An original cocktail by me.

I really don’t invent drinks very much, and mostly prefer to enjoy creations of others. This is perhaps the third drink I’ve ever created in my life. If you have been following me for a while, you may be able to guess what the inspirations behind this cocktail are.

Mickie Walker

  • Scotch Whisky - 1 ½ oz
  • Sweet Vermouth - ½ oz
  • Lemon Juice - 1 dash
  • Grenadine - 1 dash
  • Stir everything with ice and strain into a chilled cocktail glass.

I can only assume that the drink was named after the American boxer Mickey Walker (1903 - 1981). It’s a Rob Roy sort of drink, with a hint of citrus and pomegranate. Much smoother than I had expected, though the strength of 3 spirit to 1 wine is pretty evident.

Just got back to my own place, I had a terrible holiday to be honest.

All my furniture had been replaced with new ones, and so I’ve spent all day cleaning and rearranging the room. You might not be able to see it, but this wardrobe is actually quite deep, there are like 6 rows of booze on the top layer. Of course there will be even more soon.

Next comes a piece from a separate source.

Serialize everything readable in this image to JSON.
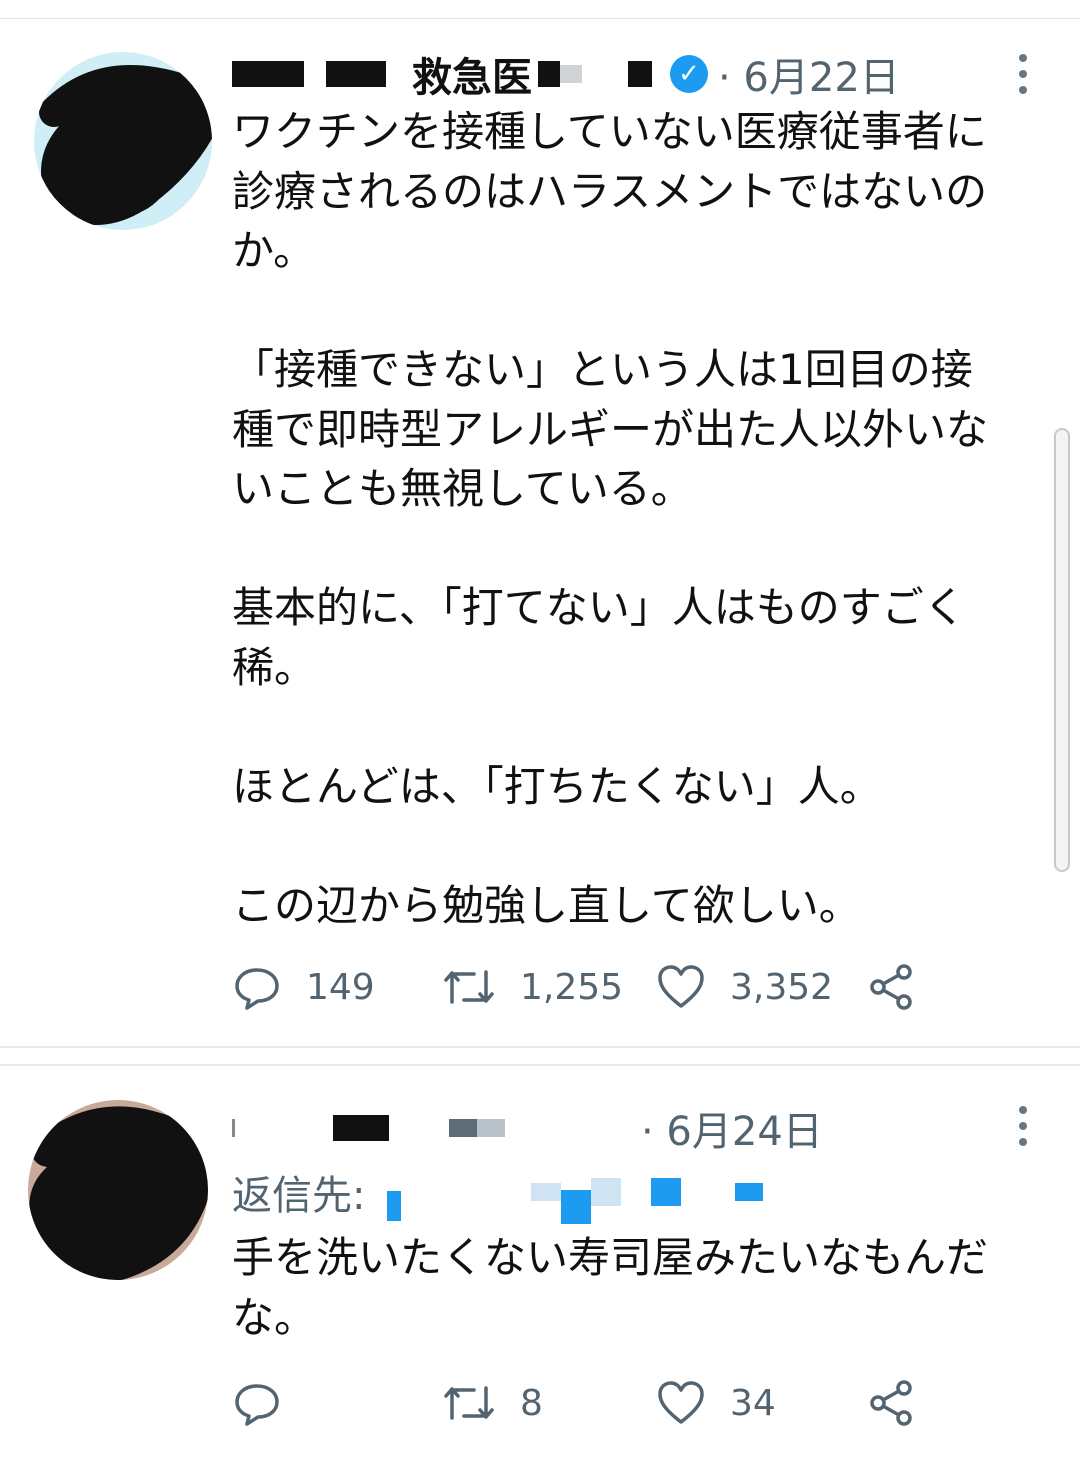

It may take a few days to a week to get things back in motion; considering I will need to clean my tools; start making ice again; buying ingredients… as well as dealing with other stuff.